Give the listing again word for word. Leave every image out.
....
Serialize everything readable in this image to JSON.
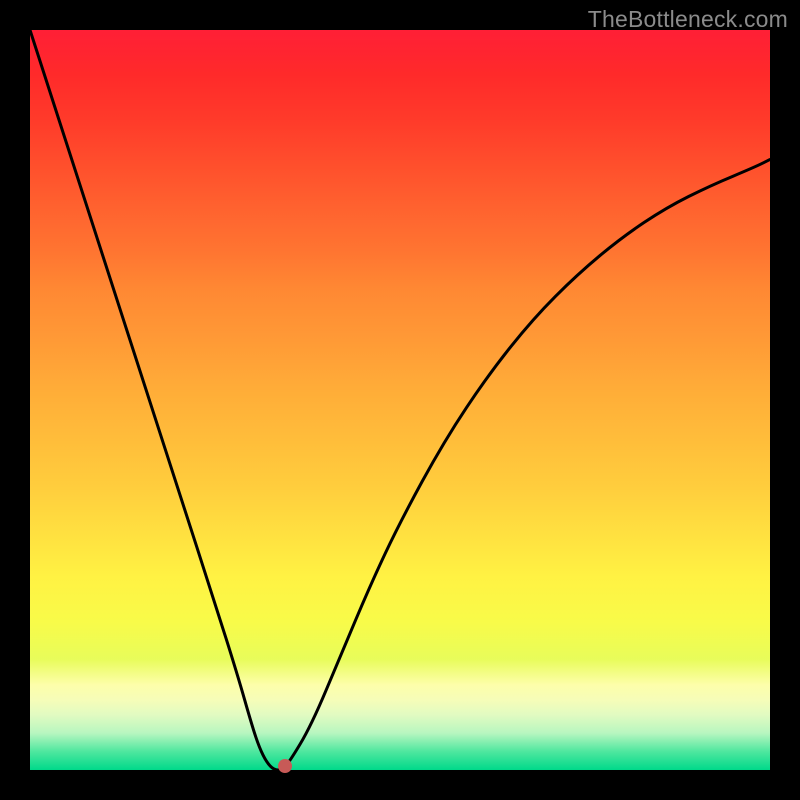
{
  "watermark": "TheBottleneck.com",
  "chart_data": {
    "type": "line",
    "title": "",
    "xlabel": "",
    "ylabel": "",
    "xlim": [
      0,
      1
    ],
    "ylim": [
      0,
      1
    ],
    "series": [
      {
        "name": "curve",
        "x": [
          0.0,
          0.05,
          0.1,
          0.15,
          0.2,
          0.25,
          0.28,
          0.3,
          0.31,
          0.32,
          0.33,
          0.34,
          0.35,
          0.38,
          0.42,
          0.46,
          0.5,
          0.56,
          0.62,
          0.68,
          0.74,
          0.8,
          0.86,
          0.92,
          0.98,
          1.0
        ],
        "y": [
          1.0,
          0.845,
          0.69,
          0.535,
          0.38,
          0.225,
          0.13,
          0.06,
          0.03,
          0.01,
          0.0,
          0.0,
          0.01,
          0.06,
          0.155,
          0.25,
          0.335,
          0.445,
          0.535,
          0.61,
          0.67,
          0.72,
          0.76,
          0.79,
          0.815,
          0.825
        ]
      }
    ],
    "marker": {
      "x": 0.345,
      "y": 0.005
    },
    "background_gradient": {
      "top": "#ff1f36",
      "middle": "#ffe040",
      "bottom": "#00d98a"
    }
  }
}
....
# [Response to the exercise]
Serialize everything readable in this image to JSON.
{
  "watermark": "TheBottleneck.com",
  "chart_data": {
    "type": "line",
    "title": "",
    "xlabel": "",
    "ylabel": "",
    "xlim": [
      0,
      1
    ],
    "ylim": [
      0,
      1
    ],
    "series": [
      {
        "name": "curve",
        "x": [
          0.0,
          0.05,
          0.1,
          0.15,
          0.2,
          0.25,
          0.28,
          0.3,
          0.31,
          0.32,
          0.33,
          0.34,
          0.35,
          0.38,
          0.42,
          0.46,
          0.5,
          0.56,
          0.62,
          0.68,
          0.74,
          0.8,
          0.86,
          0.92,
          0.98,
          1.0
        ],
        "y": [
          1.0,
          0.845,
          0.69,
          0.535,
          0.38,
          0.225,
          0.13,
          0.06,
          0.03,
          0.01,
          0.0,
          0.0,
          0.01,
          0.06,
          0.155,
          0.25,
          0.335,
          0.445,
          0.535,
          0.61,
          0.67,
          0.72,
          0.76,
          0.79,
          0.815,
          0.825
        ]
      }
    ],
    "marker": {
      "x": 0.345,
      "y": 0.005
    },
    "background_gradient": {
      "top": "#ff1f36",
      "middle": "#ffe040",
      "bottom": "#00d98a"
    }
  }
}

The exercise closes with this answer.